*** Opening Exercise materials ***

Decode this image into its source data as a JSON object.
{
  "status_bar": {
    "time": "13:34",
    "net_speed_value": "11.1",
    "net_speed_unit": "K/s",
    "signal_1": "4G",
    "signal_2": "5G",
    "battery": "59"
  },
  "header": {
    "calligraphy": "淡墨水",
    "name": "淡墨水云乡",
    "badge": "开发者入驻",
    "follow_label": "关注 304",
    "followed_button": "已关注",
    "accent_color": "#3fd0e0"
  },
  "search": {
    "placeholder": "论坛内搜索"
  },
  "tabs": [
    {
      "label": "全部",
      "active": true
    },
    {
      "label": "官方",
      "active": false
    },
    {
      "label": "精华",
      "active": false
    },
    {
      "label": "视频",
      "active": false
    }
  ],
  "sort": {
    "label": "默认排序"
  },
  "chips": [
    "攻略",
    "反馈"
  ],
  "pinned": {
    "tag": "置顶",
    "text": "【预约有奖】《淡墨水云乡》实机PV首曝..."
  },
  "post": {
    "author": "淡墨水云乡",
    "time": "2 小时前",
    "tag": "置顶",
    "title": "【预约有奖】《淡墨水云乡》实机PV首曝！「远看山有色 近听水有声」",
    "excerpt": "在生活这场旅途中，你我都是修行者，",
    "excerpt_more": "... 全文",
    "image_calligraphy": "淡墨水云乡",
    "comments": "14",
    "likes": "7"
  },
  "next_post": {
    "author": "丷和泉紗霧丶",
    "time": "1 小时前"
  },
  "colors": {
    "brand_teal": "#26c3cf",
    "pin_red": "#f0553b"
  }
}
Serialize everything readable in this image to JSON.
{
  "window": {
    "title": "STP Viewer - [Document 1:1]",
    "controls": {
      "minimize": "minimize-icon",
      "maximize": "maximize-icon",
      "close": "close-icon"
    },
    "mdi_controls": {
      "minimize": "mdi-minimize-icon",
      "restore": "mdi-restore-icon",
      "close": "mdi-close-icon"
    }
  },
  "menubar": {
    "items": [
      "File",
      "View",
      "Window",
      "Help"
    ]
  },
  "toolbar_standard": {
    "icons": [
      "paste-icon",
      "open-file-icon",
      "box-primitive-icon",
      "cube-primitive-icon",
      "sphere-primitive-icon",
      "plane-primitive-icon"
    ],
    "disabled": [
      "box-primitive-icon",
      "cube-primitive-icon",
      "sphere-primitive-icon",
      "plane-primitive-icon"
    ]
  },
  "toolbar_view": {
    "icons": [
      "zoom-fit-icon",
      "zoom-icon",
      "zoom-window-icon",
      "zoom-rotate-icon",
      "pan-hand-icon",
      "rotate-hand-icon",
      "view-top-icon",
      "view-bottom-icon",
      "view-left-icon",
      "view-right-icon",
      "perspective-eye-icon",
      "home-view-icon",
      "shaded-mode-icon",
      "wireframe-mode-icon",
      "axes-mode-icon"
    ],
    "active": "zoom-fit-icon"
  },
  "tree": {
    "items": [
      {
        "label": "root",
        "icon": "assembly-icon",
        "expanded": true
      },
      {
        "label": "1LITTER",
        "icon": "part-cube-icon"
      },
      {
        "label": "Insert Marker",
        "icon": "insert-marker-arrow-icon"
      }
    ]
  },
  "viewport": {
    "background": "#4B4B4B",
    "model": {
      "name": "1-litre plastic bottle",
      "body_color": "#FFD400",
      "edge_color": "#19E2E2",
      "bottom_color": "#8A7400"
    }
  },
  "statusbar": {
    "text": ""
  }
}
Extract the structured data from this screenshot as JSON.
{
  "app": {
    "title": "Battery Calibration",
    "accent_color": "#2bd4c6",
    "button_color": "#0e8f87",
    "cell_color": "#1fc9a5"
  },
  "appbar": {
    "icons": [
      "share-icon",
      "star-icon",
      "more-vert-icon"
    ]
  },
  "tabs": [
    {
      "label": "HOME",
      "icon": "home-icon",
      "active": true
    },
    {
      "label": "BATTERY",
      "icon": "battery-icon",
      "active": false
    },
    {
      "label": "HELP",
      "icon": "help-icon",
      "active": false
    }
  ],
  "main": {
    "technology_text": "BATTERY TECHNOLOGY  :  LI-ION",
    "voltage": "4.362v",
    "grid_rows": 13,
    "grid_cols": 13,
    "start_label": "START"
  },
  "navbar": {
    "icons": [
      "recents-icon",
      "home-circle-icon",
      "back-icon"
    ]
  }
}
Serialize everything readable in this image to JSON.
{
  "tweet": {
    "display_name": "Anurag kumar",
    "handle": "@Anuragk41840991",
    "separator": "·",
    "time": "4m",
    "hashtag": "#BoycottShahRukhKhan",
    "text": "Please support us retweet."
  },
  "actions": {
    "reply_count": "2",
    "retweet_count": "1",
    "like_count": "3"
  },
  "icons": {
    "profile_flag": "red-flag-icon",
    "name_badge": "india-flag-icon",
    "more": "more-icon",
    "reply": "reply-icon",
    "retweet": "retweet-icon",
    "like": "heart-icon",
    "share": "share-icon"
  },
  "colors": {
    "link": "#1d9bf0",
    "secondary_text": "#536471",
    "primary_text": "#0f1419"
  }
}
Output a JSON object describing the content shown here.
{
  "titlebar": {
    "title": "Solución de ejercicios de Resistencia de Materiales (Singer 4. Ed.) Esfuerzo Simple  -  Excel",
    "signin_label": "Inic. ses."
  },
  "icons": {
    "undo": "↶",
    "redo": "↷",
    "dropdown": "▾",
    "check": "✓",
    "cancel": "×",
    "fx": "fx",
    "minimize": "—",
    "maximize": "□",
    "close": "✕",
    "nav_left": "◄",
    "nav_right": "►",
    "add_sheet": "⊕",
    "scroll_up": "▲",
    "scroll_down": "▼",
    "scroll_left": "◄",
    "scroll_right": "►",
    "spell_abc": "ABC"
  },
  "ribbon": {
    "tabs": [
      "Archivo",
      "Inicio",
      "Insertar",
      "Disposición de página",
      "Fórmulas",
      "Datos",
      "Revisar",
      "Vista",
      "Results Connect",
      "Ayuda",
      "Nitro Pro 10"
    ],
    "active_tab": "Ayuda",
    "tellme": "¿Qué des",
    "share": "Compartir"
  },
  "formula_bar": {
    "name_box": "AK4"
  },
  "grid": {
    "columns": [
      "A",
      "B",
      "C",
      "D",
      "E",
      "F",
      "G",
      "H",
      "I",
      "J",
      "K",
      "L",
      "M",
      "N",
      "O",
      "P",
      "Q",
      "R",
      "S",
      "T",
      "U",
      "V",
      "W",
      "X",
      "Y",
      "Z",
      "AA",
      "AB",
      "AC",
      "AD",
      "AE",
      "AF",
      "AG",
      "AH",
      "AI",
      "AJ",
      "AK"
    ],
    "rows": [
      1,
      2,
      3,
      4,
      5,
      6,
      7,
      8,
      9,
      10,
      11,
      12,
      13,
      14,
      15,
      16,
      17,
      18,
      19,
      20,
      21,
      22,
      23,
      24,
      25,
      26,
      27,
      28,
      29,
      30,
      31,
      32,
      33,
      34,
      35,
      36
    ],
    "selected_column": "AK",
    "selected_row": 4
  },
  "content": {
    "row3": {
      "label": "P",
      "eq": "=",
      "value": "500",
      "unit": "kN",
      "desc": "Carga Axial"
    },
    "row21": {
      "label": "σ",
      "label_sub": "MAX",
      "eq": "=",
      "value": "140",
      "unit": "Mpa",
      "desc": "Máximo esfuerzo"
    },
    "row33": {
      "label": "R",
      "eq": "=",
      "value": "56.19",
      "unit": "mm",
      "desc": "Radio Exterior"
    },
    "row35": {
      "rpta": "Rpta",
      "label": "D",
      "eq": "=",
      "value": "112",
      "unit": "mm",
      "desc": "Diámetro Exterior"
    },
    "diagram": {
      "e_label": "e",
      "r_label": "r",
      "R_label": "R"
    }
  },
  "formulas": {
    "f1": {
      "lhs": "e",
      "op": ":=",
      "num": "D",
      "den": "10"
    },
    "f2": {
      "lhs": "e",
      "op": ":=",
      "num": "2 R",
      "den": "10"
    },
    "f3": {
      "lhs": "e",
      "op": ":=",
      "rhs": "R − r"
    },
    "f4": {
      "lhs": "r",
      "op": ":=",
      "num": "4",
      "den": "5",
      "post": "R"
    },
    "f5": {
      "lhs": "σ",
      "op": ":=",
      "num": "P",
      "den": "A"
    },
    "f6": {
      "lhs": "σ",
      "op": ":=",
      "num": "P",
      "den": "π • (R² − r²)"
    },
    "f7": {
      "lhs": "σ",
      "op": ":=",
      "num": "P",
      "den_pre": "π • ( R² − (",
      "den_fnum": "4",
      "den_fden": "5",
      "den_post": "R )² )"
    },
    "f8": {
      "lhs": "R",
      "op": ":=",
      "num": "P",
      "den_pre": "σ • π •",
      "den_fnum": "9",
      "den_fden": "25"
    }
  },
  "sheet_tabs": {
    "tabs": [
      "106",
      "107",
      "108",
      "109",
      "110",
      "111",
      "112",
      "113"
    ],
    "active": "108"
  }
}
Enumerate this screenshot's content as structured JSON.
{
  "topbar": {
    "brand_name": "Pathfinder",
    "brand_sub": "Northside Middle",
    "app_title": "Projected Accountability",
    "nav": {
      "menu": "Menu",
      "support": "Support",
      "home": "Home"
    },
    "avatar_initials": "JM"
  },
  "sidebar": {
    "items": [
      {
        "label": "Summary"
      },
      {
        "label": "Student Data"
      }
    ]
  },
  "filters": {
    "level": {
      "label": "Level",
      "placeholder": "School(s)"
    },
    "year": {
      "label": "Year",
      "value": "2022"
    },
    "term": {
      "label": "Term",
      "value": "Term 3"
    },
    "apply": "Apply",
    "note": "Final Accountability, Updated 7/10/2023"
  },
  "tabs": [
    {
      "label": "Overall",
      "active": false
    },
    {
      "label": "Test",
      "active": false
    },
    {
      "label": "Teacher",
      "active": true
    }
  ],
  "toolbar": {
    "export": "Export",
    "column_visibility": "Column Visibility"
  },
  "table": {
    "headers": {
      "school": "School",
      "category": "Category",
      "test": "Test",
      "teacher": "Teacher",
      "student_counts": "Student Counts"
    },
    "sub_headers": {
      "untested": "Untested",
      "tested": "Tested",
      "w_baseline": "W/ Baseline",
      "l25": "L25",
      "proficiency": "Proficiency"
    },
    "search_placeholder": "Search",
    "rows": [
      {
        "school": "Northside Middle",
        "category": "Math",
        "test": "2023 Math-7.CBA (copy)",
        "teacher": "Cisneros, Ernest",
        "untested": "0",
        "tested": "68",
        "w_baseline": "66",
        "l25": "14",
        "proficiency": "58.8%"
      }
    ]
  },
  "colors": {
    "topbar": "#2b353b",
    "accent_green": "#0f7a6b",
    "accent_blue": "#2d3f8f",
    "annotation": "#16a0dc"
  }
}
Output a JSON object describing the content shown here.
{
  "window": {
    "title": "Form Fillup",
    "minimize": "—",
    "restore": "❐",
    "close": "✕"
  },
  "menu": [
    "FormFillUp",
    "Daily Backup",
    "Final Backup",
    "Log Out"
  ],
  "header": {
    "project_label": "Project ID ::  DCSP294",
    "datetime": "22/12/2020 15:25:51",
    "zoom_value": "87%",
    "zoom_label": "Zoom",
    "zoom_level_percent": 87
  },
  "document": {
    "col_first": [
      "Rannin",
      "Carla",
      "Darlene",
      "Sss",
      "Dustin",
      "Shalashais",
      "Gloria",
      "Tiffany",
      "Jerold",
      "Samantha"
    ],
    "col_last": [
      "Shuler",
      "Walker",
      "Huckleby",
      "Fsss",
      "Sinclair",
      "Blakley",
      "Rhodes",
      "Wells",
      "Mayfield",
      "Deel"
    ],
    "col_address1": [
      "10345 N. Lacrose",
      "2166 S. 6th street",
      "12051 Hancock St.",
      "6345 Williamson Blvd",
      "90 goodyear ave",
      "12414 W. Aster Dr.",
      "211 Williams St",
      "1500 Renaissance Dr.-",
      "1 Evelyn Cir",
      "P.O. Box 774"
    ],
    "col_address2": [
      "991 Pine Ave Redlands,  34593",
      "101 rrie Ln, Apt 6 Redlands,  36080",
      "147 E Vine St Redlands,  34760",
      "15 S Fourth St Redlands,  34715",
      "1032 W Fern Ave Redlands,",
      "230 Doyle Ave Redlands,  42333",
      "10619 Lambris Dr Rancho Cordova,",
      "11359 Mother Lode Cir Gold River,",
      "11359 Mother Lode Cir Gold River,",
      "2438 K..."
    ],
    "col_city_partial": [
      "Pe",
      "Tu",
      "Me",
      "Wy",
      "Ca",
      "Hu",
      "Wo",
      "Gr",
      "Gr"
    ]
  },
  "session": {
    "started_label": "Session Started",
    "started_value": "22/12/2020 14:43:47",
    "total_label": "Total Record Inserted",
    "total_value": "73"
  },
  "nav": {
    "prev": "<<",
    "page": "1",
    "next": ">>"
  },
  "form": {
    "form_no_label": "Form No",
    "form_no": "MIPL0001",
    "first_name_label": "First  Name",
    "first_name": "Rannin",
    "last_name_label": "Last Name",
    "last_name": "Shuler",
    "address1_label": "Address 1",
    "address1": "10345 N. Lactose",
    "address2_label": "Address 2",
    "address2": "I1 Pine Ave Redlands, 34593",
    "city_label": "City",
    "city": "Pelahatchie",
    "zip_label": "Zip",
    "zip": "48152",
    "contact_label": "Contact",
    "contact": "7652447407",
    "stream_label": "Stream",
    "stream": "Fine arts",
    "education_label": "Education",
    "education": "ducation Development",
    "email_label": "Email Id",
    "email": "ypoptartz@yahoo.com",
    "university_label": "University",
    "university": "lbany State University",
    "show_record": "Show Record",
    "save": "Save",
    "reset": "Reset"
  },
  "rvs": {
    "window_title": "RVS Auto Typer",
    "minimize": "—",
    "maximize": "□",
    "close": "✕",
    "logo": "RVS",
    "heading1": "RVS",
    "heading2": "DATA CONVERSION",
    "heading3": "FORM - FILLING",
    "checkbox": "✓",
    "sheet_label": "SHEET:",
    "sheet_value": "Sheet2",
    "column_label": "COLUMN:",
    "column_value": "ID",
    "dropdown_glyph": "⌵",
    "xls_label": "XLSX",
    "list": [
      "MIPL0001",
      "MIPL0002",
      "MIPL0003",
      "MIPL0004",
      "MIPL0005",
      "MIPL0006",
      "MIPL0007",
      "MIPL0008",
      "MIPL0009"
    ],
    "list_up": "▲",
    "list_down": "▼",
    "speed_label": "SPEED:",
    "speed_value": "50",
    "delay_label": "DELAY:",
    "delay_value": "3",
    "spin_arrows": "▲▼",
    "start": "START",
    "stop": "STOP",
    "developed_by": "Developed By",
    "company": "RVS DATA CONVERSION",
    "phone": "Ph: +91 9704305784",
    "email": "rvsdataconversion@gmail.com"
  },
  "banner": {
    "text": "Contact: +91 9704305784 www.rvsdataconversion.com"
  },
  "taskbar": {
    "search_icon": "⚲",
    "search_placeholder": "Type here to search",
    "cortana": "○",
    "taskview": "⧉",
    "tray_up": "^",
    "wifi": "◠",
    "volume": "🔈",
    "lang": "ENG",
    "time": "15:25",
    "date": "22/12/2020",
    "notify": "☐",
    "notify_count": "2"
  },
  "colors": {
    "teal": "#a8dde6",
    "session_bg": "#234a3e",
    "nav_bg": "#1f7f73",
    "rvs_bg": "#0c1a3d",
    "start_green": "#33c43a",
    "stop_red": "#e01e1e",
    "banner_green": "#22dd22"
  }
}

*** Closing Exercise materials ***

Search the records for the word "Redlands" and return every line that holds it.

* **Response to this task**:
      "991 Pine Ave Redlands,  34593",
      "101 rrie Ln, Apt 6 Redlands,  36080",
      "147 E Vine St Redlands,  34760",
      "15 S Fourth St Redlands,  34715",
      "1032 W Fern Ave Redlands,",
      "230 Doyle Ave Redlands,  42333",
    "address2": "I1 Pine Ave Redlands, 34593",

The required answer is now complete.